Mercedes-Benz is muscling into the defense business: Today the German automaker has announced four new, heavily armored models. The concepts will be first shown on June 11th at Eurosatory, a European trade show for the defense industry.
All of the machines are geared toward modern wars, and the need for nimble all-terrain vehicles rather than tanks: The Actros 4151 AK, pictured above, is an eight-wheeled, all-wheel drive “protection class” transport that offers high grade armor against artillery and landmines. (Specifically, level 4 protection against ballistics, which means enough armor to stop a 155mm explosive shell at 30 meters; and level 4b protection against landmines, enough to stop an explosion directly under the vehicle.) Meanwhile, three lighter trucks are also in the works.
Here, the FGA 14.5, a chassis platform that’s intended to be customized for specialized use.
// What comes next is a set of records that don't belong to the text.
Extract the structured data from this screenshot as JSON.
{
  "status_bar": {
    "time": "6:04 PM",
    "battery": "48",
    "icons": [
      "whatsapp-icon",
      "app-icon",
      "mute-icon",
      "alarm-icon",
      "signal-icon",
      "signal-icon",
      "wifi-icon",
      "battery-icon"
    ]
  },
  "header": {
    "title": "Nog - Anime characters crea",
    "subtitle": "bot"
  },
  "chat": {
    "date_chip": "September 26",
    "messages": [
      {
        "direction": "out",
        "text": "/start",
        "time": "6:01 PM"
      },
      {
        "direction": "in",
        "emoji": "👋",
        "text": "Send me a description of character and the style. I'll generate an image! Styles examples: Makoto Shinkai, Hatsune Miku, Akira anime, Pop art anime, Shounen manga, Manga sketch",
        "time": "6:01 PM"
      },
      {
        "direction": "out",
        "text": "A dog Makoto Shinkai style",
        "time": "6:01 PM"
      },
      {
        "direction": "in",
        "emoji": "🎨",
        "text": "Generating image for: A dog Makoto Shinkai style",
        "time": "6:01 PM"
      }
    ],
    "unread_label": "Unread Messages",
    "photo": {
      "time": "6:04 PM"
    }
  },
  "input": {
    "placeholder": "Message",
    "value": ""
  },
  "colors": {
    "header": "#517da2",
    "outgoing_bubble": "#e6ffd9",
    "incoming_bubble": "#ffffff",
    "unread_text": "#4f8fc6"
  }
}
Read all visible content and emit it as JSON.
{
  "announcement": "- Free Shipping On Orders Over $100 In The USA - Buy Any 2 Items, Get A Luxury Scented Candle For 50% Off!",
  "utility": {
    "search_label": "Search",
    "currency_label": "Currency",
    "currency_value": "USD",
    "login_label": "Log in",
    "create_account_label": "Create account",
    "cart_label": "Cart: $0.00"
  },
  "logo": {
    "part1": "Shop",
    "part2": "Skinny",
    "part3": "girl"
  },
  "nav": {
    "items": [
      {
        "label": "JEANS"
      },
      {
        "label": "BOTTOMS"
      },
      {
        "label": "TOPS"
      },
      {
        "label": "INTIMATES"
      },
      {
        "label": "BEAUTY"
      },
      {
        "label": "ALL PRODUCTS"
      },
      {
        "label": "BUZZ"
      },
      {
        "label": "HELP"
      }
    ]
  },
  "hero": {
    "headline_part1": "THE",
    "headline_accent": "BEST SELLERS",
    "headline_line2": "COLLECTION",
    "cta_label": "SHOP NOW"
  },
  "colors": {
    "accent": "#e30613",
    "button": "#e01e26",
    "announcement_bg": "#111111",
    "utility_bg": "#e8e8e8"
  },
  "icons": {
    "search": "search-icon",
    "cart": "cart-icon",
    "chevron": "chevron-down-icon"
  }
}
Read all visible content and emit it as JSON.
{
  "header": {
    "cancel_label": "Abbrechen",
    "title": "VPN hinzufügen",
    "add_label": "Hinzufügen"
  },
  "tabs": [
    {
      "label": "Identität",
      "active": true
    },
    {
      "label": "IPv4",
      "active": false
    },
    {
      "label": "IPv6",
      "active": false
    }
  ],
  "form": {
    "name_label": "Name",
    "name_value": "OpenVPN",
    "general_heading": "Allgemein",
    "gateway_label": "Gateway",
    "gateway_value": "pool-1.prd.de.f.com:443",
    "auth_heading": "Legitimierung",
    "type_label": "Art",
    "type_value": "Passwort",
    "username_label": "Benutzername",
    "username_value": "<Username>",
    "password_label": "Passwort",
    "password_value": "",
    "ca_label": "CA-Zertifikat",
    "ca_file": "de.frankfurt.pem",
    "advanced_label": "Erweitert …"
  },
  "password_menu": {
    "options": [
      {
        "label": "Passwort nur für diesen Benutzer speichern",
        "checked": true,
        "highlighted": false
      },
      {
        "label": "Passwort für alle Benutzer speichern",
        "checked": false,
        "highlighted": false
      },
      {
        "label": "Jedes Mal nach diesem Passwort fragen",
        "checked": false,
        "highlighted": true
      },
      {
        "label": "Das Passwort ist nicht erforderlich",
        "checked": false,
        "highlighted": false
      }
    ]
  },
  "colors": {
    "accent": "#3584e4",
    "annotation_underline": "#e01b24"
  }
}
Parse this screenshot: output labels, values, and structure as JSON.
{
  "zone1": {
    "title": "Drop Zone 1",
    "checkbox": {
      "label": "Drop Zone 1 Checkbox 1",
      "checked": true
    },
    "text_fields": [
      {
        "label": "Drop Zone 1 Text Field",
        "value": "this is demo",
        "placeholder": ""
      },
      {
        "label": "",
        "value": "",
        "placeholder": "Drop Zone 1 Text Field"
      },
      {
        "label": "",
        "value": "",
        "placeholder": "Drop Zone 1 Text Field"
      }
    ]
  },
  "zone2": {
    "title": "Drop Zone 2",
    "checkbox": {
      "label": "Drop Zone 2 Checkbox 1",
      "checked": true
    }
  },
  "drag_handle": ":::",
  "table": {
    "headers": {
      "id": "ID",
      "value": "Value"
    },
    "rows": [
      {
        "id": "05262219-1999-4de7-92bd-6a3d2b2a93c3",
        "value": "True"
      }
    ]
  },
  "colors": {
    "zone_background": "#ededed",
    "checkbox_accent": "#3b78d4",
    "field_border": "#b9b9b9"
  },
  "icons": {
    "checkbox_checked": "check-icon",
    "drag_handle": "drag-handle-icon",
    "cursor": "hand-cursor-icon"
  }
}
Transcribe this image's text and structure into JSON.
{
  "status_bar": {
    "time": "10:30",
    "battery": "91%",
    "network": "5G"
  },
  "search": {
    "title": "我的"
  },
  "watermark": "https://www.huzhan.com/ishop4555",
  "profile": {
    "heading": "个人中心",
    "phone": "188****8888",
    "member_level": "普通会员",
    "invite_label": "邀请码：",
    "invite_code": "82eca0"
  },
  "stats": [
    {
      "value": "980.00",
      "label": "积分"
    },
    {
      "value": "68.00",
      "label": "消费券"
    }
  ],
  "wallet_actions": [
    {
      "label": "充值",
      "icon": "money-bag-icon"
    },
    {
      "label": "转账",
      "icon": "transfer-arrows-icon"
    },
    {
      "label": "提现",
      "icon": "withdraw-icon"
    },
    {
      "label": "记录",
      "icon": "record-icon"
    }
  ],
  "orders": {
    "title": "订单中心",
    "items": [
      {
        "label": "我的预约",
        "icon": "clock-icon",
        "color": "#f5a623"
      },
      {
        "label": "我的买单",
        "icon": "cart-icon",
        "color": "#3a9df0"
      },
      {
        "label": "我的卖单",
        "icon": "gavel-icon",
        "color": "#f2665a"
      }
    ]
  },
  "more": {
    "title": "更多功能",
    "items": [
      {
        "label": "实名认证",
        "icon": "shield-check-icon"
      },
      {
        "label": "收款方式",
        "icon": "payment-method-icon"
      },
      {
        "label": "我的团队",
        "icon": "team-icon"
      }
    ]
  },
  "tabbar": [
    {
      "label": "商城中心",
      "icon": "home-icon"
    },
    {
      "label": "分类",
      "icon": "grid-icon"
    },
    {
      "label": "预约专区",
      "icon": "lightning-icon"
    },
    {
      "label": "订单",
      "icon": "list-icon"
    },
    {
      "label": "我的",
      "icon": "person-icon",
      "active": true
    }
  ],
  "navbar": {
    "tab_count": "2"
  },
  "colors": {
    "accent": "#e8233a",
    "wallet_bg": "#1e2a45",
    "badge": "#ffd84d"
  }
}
It’s built on MB’s G-class SUV’s–which themselves were engineered to be modular, so that they could eventually be reconfigured for myriad uses:
And finally, MB is producing two trucks similar to armored Humvees, the LAPV 6.X and 7.X (pictured below), both of which will allow Mercedes investments in modular truck designs to pay dividends via military business. The 6.X is built upon the same modular system as the G-class SUV, while the 7.X uses the system from the Unimog, MB’s legendary go-anywhere vehicle. Both are intended to serve as heavy duty recon trucks, with level 3 protection–that is, enough to stop a 7.62mm shell at 30 meters. (In short, don’t shoot at these things unless you’ve got a gun that’s too big to carry comfortably.) The German military has already ordered up the 6.X.
Military vehicles are a natural fit for the company–they’ve already got 5,000 heavy service centers in 160 countries, which means they can send parts and mechanics almost anywhere in the world on short notice.
But you probably won’t be seeing these in the U.S. military anytime soon–American armed forces are heavily invested in the Humvee platform, and that means billions and billions sunk into a supply chain that can’t readily be re-engineered for another vehicle. (Not to mention the politics of sending a contract for vehicles abroad.)